Dataset records section start

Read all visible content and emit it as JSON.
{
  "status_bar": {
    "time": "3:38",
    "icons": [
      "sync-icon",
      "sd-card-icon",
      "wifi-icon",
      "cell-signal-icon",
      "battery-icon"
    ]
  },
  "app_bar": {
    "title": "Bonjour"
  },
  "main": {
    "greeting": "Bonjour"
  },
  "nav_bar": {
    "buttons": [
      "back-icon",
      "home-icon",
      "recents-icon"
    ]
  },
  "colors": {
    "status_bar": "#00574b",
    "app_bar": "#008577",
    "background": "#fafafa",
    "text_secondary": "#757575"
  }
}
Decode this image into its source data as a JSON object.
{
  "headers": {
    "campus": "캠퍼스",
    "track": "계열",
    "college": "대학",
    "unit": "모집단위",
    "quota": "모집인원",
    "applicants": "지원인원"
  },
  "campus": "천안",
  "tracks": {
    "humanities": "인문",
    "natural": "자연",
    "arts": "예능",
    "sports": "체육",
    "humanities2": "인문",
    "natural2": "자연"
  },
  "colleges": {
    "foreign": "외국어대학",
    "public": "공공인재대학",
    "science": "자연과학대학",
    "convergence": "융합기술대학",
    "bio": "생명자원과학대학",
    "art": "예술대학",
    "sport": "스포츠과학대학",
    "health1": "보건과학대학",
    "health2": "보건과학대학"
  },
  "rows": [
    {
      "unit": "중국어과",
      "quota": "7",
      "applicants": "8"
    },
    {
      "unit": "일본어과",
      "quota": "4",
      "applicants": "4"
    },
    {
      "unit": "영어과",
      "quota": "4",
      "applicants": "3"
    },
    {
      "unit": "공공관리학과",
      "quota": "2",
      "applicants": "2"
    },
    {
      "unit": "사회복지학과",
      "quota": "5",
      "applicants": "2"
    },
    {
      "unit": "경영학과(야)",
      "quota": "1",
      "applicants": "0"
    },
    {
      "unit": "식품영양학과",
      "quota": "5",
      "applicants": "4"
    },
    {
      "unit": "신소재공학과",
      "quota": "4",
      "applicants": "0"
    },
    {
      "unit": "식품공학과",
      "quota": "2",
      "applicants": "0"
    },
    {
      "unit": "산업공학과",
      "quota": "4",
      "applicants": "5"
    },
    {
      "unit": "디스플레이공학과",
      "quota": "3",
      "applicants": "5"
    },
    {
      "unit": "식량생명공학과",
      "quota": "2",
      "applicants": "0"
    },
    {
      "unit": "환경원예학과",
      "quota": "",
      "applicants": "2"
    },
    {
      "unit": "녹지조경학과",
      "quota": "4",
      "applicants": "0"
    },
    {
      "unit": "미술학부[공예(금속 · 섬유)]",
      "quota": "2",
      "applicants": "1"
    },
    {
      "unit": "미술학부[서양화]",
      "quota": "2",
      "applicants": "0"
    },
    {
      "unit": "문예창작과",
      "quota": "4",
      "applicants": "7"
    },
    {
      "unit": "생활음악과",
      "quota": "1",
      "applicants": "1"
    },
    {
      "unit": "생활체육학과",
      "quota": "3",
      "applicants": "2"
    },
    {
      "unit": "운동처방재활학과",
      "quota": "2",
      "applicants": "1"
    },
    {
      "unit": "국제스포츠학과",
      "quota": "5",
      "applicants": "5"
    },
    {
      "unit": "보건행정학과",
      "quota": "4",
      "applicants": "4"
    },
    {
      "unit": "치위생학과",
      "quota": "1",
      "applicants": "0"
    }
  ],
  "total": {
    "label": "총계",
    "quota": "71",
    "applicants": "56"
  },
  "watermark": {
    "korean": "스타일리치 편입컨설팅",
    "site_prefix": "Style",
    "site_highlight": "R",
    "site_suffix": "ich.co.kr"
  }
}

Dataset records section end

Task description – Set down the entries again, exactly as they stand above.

Problem solution –
Read all visible content and emit it as JSON.
{
  "status_bar": {
    "time": "3:38",
    "icons": [
      "sync-icon",
      "sd-card-icon",
      "wifi-icon",
      "cell-signal-icon",
      "battery-icon"
    ]
  },
  "app_bar": {
    "title": "Bonjour"
  },
  "main": {
    "greeting": "Bonjour"
  },
  "nav_bar": {
    "buttons": [
      "back-icon",
      "home-icon",
      "recents-icon"
    ]
  },
  "colors": {
    "status_bar": "#00574b",
    "app_bar": "#008577",
    "background": "#fafafa",
    "text_secondary": "#757575"
  }
}
Decode this image into its source data as a JSON object.
{
  "headers": {
    "campus": "캠퍼스",
    "track": "계열",
    "college": "대학",
    "unit": "모집단위",
    "quota": "모집인원",
    "applicants": "지원인원"
  },
  "campus": "천안",
  "tracks": {
    "humanities": "인문",
    "natural": "자연",
    "arts": "예능",
    "sports": "체육",
    "humanities2": "인문",
    "natural2": "자연"
  },
  "colleges": {
    "foreign": "외국어대학",
    "public": "공공인재대학",
    "science": "자연과학대학",
    "convergence": "융합기술대학",
    "bio": "생명자원과학대학",
    "art": "예술대학",
    "sport": "스포츠과학대학",
    "health1": "보건과학대학",
    "health2": "보건과학대학"
  },
  "rows": [
    {
      "unit": "중국어과",
      "quota": "7",
      "applicants": "8"
    },
    {
      "unit": "일본어과",
      "quota": "4",
      "applicants": "4"
    },
    {
      "unit": "영어과",
      "quota": "4",
      "applicants": "3"
    },
    {
      "unit": "공공관리학과",
      "quota": "2",
      "applicants": "2"
    },
    {
      "unit": "사회복지학과",
      "quota": "5",
      "applicants": "2"
    },
    {
      "unit": "경영학과(야)",
      "quota": "1",
      "applicants": "0"
    },
    {
      "unit": "식품영양학과",
      "quota": "5",
      "applicants": "4"
    },
    {
      "unit": "신소재공학과",
      "quota": "4",
      "applicants": "0"
    },
    {
      "unit": "식품공학과",
      "quota": "2",
      "applicants": "0"
    },
    {
      "unit": "산업공학과",
      "quota": "4",
      "applicants": "5"
    },
    {
      "unit": "디스플레이공학과",
      "quota": "3",
      "applicants": "5"
    },
    {
      "unit": "식량생명공학과",
      "quota": "2",
      "applicants": "0"
    },
    {
      "unit": "환경원예학과",
      "quota": "",
      "applicants": "2"
    },
    {
      "unit": "녹지조경학과",
      "quota": "4",
      "applicants": "0"
    },
    {
      "unit": "미술학부[공예(금속 · 섬유)]",
      "quota": "2",
      "applicants": "1"
    },
    {
      "unit": "미술학부[서양화]",
      "quota": "2",
      "applicants": "0"
    },
    {
      "unit": "문예창작과",
      "quota": "4",
      "applicants": "7"
    },
    {
      "unit": "생활음악과",
      "quota": "1",
      "applicants": "1"
    },
    {
      "unit": "생활체육학과",
      "quota": "3",
      "applicants": "2"
    },
    {
      "unit": "운동처방재활학과",
      "quota": "2",
      "applicants": "1"
    },
    {
      "unit": "국제스포츠학과",
      "quota": "5",
      "applicants": "5"
    },
    {
      "unit": "보건행정학과",
      "quota": "4",
      "applicants": "4"
    },
    {
      "unit": "치위생학과",
      "quota": "1",
      "applicants": "0"
    }
  ],
  "total": {
    "label": "총계",
    "quota": "71",
    "applicants": "56"
  },
  "watermark": {
    "korean": "스타일리치 편입컨설팅",
    "site_prefix": "Style",
    "site_highlight": "R",
    "site_suffix": "ich.co.kr"
  }
}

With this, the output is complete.